[EXERCISE INPUT]
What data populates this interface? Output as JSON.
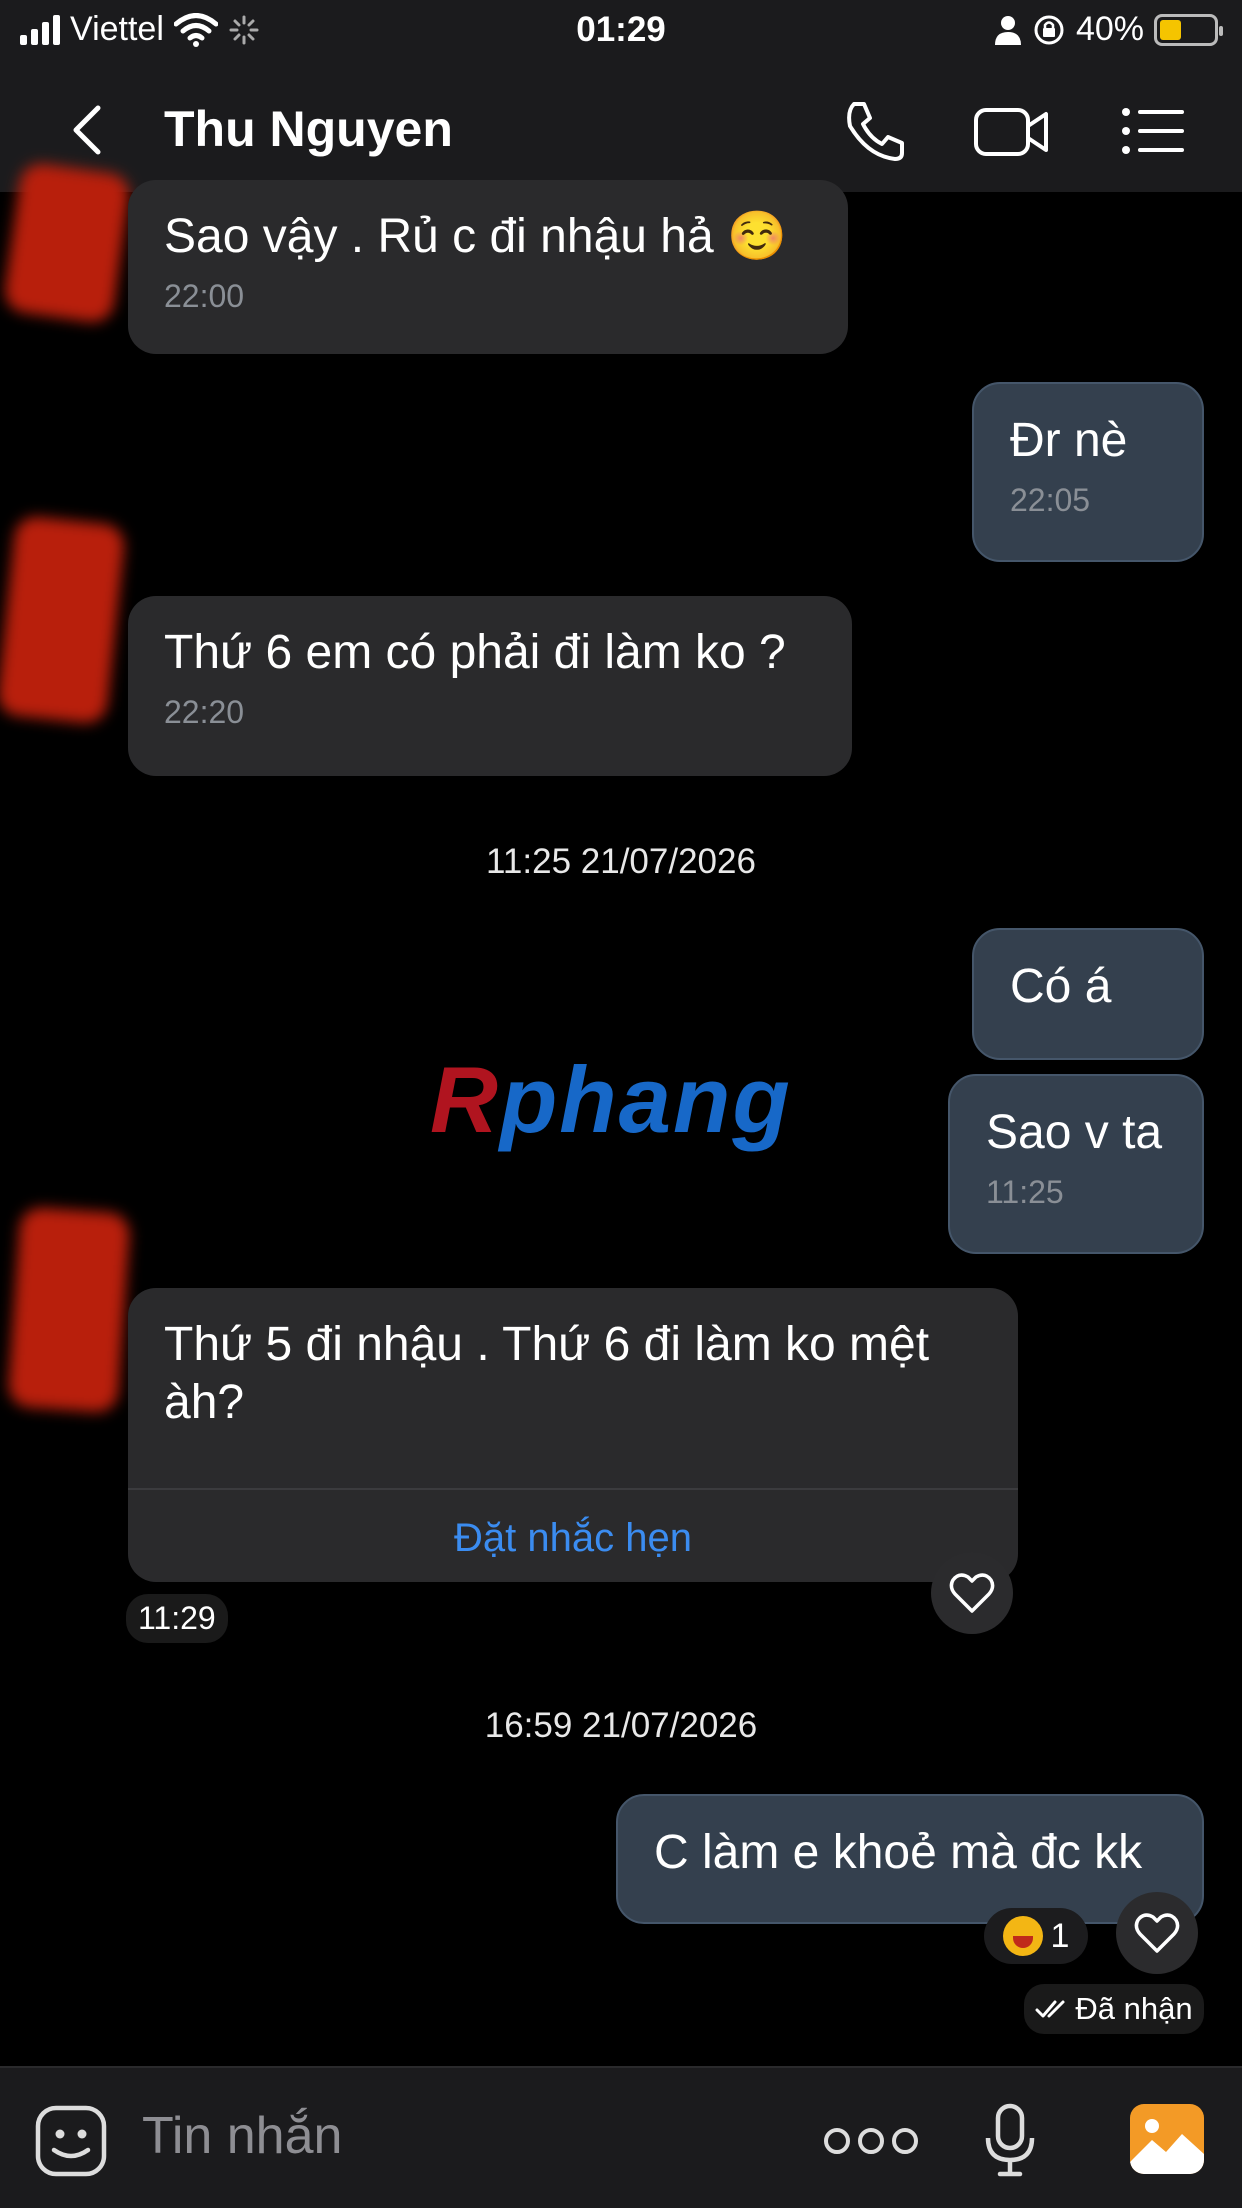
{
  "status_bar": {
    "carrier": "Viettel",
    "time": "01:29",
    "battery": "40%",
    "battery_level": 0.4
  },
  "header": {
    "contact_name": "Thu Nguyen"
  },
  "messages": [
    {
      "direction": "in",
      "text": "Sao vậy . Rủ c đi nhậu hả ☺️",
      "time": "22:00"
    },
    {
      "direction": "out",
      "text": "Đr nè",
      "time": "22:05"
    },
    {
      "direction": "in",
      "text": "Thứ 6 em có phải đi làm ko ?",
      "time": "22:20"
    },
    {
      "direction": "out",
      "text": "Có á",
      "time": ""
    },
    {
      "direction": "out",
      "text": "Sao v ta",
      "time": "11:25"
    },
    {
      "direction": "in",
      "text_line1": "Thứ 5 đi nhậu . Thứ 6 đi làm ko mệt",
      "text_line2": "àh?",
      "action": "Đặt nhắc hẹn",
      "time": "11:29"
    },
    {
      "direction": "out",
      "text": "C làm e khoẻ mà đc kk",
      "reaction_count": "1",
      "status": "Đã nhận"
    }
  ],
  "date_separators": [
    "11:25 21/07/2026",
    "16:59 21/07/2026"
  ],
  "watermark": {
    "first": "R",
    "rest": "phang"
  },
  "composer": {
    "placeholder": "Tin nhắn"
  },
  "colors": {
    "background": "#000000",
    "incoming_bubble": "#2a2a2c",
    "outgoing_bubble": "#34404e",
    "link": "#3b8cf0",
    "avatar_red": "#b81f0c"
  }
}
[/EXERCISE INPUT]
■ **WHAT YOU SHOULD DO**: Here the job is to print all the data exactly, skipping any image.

■ **EXPECTED OUTPUT**:
What data populates this interface? Output as JSON.
{
  "status_bar": {
    "carrier": "Viettel",
    "time": "01:29",
    "battery": "40%",
    "battery_level": 0.4
  },
  "header": {
    "contact_name": "Thu Nguyen"
  },
  "messages": [
    {
      "direction": "in",
      "text": "Sao vậy . Rủ c đi nhậu hả ☺️",
      "time": "22:00"
    },
    {
      "direction": "out",
      "text": "Đr nè",
      "time": "22:05"
    },
    {
      "direction": "in",
      "text": "Thứ 6 em có phải đi làm ko ?",
      "time": "22:20"
    },
    {
      "direction": "out",
      "text": "Có á",
      "time": ""
    },
    {
      "direction": "out",
      "text": "Sao v ta",
      "time": "11:25"
    },
    {
      "direction": "in",
      "text_line1": "Thứ 5 đi nhậu . Thứ 6 đi làm ko mệt",
      "text_line2": "àh?",
      "action": "Đặt nhắc hẹn",
      "time": "11:29"
    },
    {
      "direction": "out",
      "text": "C làm e khoẻ mà đc kk",
      "reaction_count": "1",
      "status": "Đã nhận"
    }
  ],
  "date_separators": [
    "11:25 21/07/2026",
    "16:59 21/07/2026"
  ],
  "watermark": {
    "first": "R",
    "rest": "phang"
  },
  "composer": {
    "placeholder": "Tin nhắn"
  },
  "colors": {
    "background": "#000000",
    "incoming_bubble": "#2a2a2c",
    "outgoing_bubble": "#34404e",
    "link": "#3b8cf0",
    "avatar_red": "#b81f0c"
  }
}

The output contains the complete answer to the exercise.